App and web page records
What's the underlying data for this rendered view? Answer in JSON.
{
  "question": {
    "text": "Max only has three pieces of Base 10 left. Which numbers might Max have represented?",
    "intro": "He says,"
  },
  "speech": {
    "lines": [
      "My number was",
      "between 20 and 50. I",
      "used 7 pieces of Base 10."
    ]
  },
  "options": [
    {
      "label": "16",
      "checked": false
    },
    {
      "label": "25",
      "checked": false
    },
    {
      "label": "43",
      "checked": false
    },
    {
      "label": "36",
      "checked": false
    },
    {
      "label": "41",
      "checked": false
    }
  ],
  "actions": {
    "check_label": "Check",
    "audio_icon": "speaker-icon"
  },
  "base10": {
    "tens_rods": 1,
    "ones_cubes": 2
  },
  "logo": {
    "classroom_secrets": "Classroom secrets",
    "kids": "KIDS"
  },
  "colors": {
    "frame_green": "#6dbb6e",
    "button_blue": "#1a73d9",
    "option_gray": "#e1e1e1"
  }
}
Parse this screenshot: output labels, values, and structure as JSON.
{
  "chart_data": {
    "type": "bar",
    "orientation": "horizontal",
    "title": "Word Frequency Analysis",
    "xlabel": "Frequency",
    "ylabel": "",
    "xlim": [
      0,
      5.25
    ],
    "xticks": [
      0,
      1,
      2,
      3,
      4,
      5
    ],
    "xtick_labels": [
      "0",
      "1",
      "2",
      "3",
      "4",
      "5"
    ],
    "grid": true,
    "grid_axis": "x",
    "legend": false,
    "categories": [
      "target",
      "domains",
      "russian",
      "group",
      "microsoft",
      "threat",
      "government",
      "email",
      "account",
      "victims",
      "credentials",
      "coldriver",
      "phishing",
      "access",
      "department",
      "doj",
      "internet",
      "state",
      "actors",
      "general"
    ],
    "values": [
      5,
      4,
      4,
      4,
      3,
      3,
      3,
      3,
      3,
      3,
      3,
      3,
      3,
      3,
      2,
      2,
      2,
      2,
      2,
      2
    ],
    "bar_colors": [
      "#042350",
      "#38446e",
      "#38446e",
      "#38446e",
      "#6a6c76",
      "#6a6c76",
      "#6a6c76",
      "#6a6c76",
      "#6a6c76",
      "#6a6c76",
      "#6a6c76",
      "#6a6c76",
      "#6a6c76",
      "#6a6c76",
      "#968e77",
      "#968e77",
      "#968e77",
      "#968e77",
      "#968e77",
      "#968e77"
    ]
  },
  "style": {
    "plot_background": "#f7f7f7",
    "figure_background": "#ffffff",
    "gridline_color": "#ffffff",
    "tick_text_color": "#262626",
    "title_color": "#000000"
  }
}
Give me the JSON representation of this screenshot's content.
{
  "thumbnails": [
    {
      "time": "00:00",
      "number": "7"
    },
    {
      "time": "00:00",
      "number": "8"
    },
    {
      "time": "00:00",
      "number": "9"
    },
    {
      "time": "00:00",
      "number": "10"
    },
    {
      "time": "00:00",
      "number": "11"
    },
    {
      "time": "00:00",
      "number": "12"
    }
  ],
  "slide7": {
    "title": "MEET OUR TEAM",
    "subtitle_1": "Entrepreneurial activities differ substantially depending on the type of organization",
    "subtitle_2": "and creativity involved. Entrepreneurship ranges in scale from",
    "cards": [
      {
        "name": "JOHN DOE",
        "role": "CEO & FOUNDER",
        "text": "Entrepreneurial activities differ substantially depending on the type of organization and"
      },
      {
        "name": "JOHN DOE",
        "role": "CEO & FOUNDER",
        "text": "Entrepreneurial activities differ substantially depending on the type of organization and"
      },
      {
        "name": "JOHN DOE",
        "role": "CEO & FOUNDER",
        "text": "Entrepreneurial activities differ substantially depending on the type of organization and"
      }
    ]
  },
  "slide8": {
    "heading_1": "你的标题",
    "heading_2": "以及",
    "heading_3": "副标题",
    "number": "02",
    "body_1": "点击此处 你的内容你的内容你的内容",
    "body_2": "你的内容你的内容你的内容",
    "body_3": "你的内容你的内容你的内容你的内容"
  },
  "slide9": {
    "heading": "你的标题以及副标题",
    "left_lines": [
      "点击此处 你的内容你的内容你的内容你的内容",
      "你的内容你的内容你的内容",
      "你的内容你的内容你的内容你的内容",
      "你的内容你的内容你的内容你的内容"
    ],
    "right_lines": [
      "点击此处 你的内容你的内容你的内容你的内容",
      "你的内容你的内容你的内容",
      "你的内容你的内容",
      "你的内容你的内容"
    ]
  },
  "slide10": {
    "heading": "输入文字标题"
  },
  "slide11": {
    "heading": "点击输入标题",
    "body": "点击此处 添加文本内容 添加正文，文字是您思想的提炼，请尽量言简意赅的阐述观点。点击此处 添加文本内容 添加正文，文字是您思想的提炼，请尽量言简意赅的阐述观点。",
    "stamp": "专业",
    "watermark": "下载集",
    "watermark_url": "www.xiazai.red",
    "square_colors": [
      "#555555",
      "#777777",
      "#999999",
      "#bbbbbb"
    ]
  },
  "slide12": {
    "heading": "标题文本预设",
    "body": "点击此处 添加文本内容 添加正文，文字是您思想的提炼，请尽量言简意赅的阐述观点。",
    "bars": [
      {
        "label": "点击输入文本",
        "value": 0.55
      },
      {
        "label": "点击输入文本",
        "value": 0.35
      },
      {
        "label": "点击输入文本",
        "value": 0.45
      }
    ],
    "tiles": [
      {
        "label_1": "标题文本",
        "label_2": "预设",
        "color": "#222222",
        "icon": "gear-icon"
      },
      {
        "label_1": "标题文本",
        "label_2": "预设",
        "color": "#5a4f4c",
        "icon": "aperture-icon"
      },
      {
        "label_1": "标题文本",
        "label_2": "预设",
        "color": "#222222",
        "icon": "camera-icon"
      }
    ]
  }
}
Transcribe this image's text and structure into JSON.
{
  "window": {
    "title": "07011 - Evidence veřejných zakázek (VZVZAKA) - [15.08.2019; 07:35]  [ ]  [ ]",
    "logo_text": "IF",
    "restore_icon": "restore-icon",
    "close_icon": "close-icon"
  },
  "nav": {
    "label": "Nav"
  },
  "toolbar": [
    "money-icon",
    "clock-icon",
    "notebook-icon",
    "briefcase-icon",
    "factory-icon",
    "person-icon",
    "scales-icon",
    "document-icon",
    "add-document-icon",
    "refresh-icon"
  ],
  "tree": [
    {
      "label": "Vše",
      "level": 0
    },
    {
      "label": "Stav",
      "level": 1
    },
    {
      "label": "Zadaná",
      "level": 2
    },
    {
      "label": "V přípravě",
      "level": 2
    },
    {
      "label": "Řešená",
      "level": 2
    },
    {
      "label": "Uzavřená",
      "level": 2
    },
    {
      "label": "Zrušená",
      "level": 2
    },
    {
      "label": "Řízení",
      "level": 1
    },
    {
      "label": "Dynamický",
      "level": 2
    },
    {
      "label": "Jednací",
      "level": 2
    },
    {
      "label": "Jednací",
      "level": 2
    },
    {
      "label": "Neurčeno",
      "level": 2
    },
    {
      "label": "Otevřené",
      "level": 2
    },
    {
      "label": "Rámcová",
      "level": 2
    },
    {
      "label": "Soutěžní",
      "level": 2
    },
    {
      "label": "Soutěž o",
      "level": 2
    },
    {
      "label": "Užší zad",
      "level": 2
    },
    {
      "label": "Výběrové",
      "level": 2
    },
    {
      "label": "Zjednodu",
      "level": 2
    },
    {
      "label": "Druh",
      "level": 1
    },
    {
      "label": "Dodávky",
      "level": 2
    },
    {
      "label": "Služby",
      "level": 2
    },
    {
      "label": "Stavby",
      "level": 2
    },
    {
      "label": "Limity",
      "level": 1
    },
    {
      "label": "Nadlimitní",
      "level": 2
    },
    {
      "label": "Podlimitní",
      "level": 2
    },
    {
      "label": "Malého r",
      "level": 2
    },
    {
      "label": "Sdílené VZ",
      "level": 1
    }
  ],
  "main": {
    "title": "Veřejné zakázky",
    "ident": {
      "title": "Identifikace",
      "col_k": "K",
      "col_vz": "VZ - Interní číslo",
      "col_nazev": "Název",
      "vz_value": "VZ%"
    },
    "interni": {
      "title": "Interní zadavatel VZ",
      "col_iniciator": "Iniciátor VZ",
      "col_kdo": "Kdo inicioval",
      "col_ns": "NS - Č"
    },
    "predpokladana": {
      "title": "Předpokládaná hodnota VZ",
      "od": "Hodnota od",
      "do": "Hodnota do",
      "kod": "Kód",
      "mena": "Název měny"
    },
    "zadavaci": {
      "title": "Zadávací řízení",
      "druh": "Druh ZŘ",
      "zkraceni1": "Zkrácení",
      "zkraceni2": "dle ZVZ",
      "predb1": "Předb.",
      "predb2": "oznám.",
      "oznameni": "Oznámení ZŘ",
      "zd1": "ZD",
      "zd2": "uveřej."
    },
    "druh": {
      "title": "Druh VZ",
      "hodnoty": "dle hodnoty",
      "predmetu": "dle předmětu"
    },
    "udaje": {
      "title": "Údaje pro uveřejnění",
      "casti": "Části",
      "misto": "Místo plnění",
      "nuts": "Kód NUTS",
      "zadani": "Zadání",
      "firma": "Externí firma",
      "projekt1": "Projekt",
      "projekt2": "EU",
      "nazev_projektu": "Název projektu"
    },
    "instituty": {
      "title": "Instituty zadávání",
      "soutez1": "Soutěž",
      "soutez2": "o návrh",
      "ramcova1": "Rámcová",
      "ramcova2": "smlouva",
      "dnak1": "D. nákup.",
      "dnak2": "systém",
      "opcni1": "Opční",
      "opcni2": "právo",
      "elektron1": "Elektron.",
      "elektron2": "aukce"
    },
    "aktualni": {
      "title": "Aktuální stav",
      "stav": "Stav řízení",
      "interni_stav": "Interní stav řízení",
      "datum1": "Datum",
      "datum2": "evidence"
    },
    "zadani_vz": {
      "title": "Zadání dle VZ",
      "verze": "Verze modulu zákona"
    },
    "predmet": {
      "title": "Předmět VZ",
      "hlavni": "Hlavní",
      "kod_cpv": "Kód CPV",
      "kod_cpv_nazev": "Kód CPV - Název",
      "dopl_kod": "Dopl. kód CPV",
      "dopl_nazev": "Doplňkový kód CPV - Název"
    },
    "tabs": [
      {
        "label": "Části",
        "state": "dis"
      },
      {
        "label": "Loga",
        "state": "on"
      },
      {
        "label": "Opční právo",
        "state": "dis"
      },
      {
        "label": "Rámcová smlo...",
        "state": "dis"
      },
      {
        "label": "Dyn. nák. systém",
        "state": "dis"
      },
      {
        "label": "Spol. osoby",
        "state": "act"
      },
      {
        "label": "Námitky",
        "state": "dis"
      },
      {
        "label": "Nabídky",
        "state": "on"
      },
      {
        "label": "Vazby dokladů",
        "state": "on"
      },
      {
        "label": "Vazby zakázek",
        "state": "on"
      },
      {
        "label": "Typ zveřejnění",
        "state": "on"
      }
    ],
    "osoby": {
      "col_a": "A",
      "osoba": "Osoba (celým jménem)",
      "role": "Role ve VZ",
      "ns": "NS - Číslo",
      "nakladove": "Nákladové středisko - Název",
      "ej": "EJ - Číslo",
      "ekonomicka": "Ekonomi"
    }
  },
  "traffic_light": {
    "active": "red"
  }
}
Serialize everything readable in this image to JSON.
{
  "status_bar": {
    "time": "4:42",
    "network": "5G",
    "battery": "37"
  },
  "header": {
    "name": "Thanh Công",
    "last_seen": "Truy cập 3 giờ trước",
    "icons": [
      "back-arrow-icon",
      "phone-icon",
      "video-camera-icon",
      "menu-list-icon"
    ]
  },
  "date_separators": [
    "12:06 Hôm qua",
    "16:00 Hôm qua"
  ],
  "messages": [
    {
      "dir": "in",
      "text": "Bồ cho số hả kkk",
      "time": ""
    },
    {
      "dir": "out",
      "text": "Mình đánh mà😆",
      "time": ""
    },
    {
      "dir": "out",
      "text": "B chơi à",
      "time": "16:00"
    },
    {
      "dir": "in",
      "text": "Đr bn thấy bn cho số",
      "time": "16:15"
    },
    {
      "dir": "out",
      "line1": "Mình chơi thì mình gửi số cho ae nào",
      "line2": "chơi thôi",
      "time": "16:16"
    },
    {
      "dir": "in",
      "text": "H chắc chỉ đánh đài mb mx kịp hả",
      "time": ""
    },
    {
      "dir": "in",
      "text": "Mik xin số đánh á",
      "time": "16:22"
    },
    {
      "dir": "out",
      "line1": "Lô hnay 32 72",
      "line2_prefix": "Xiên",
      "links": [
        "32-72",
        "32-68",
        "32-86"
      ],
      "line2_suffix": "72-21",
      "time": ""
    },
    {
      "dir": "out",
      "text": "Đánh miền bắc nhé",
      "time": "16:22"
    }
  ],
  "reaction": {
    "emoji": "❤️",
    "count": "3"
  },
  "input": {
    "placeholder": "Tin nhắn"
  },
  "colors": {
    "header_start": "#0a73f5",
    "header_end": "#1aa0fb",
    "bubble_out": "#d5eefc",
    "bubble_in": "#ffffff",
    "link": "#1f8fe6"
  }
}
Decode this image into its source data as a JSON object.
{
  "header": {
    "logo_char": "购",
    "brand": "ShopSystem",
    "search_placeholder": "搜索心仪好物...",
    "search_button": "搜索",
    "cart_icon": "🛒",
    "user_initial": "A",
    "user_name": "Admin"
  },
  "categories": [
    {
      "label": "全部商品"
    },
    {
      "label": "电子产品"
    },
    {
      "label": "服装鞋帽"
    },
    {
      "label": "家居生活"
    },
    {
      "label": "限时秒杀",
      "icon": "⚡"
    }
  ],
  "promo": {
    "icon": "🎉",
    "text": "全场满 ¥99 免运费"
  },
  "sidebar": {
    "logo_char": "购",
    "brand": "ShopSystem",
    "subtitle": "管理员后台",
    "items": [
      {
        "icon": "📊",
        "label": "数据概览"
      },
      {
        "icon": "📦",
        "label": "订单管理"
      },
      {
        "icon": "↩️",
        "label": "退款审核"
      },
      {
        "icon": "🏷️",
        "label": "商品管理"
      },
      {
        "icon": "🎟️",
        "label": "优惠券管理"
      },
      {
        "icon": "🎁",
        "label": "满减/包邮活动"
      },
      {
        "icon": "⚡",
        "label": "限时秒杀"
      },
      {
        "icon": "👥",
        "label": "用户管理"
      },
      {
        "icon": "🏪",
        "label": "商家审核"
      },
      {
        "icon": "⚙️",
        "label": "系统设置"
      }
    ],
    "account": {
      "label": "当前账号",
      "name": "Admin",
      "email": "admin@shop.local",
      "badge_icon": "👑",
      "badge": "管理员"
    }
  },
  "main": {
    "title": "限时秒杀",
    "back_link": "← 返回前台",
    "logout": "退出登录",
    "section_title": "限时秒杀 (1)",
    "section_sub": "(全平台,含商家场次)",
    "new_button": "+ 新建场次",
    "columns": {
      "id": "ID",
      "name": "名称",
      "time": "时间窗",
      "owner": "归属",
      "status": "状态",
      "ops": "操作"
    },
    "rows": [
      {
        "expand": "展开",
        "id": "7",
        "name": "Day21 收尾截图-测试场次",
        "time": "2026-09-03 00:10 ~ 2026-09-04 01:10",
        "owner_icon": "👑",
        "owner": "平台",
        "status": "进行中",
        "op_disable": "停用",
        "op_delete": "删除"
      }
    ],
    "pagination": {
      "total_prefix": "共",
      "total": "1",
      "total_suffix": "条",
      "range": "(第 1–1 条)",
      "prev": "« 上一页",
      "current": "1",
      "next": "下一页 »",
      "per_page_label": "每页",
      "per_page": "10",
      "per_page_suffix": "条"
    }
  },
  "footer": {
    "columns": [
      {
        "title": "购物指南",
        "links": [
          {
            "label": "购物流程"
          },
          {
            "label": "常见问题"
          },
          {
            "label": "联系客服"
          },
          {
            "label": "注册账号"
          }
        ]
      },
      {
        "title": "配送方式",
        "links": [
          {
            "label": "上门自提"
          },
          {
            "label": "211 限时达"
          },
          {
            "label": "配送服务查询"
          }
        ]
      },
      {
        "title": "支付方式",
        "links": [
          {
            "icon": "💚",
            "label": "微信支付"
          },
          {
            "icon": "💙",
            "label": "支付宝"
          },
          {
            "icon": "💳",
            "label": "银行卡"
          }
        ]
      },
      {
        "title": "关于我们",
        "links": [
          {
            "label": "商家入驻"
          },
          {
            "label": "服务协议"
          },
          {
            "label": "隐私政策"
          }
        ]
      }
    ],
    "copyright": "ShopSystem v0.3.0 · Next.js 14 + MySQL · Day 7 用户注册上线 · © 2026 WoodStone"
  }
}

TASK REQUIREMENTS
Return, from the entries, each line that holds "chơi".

FINISHED EXERCISE
      "text": "B chơi à",
      "line1": "Mình chơi thì mình gửi số cho ae nào",
      "line2": "chơi thôi",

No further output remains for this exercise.